[Element data from apps and pages]
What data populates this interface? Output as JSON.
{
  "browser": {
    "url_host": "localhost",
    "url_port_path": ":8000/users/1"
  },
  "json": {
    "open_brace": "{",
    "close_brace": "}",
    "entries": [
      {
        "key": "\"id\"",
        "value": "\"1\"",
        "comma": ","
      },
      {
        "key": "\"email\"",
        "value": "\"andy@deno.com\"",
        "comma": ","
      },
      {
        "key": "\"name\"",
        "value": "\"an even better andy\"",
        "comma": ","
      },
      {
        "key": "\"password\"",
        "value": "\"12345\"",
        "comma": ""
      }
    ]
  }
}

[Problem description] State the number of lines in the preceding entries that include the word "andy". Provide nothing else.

[Output of the task] 2